Each record must be returned exactly, apart from the pictures, which stay out.

────────

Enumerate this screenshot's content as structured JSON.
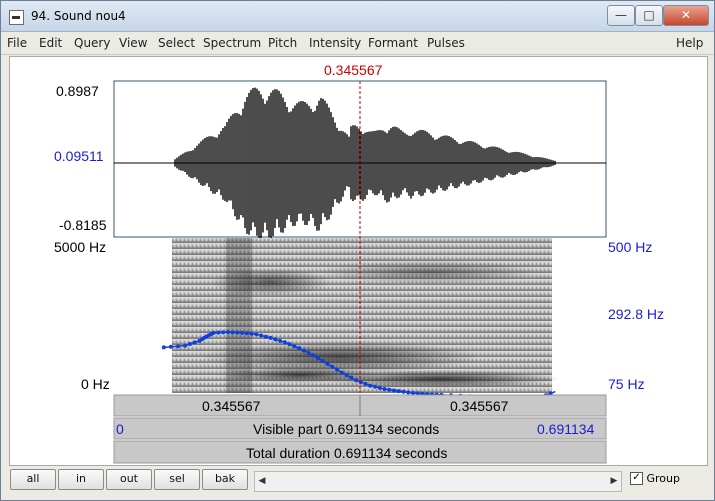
{
  "window": {
    "title": "94. Sound nou4",
    "minimize": "—",
    "maximize": "□",
    "close": "✕"
  },
  "menu": {
    "items": [
      "File",
      "Edit",
      "Query",
      "View",
      "Select",
      "Spectrum",
      "Pitch",
      "Intensity",
      "Formant",
      "Pulses"
    ],
    "help": "Help"
  },
  "cursor": {
    "time_label": "0.345567",
    "fraction": 0.5
  },
  "waveform": {
    "top_label": "0.8987",
    "mid_label": "0.09511",
    "bottom_label": "-0.8185"
  },
  "spectrogram": {
    "freq_top": "5000 Hz",
    "freq_bottom": "0 Hz",
    "pitch_top": "500 Hz",
    "pitch_mid": "292.8 Hz",
    "pitch_bottom": "75 Hz"
  },
  "pitch_track": {
    "times": [
      0.07,
      0.1,
      0.12,
      0.13,
      0.14,
      0.16,
      0.18,
      0.2,
      0.22,
      0.24,
      0.26,
      0.28,
      0.3,
      0.32,
      0.34,
      0.36,
      0.38,
      0.4,
      0.42,
      0.44,
      0.46,
      0.5,
      0.54,
      0.58,
      0.6,
      0.62
    ],
    "hz": [
      200,
      205,
      218,
      230,
      240,
      242,
      240,
      236,
      226,
      214,
      198,
      178,
      155,
      131,
      110,
      95,
      86,
      80,
      75,
      72,
      70,
      66,
      62,
      61,
      64,
      79
    ]
  },
  "time_rows": {
    "left_half": "0.345567",
    "right_half": "0.345567",
    "visible_start": "0",
    "visible_text": "Visible part 0.691134 seconds",
    "visible_end": "0.691134",
    "total_text": "Total duration 0.691134 seconds"
  },
  "bottom": {
    "all": "all",
    "in": "in",
    "out": "out",
    "sel": "sel",
    "bak": "bak",
    "scroll_left": "◀",
    "scroll_right": "▶",
    "group_label": "Group",
    "group_check": "✓"
  },
  "colors": {
    "pitch": "#1040d8",
    "cursor": "#d00000",
    "label_blue": "#1c1cd0"
  }
}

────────

_Solution to the exercise_
Enumerate this screenshot's content as structured JSON.
{
  "window": {
    "title": "94. Sound nou4",
    "minimize": "—",
    "maximize": "□",
    "close": "✕"
  },
  "menu": {
    "items": [
      "File",
      "Edit",
      "Query",
      "View",
      "Select",
      "Spectrum",
      "Pitch",
      "Intensity",
      "Formant",
      "Pulses"
    ],
    "help": "Help"
  },
  "cursor": {
    "time_label": "0.345567",
    "fraction": 0.5
  },
  "waveform": {
    "top_label": "0.8987",
    "mid_label": "0.09511",
    "bottom_label": "-0.8185"
  },
  "spectrogram": {
    "freq_top": "5000 Hz",
    "freq_bottom": "0 Hz",
    "pitch_top": "500 Hz",
    "pitch_mid": "292.8 Hz",
    "pitch_bottom": "75 Hz"
  },
  "pitch_track": {
    "times": [
      0.07,
      0.1,
      0.12,
      0.13,
      0.14,
      0.16,
      0.18,
      0.2,
      0.22,
      0.24,
      0.26,
      0.28,
      0.3,
      0.32,
      0.34,
      0.36,
      0.38,
      0.4,
      0.42,
      0.44,
      0.46,
      0.5,
      0.54,
      0.58,
      0.6,
      0.62
    ],
    "hz": [
      200,
      205,
      218,
      230,
      240,
      242,
      240,
      236,
      226,
      214,
      198,
      178,
      155,
      131,
      110,
      95,
      86,
      80,
      75,
      72,
      70,
      66,
      62,
      61,
      64,
      79
    ]
  },
  "time_rows": {
    "left_half": "0.345567",
    "right_half": "0.345567",
    "visible_start": "0",
    "visible_text": "Visible part 0.691134 seconds",
    "visible_end": "0.691134",
    "total_text": "Total duration 0.691134 seconds"
  },
  "bottom": {
    "all": "all",
    "in": "in",
    "out": "out",
    "sel": "sel",
    "bak": "bak",
    "scroll_left": "◀",
    "scroll_right": "▶",
    "group_label": "Group",
    "group_check": "✓"
  },
  "colors": {
    "pitch": "#1040d8",
    "cursor": "#d00000",
    "label_blue": "#1c1cd0"
  }
}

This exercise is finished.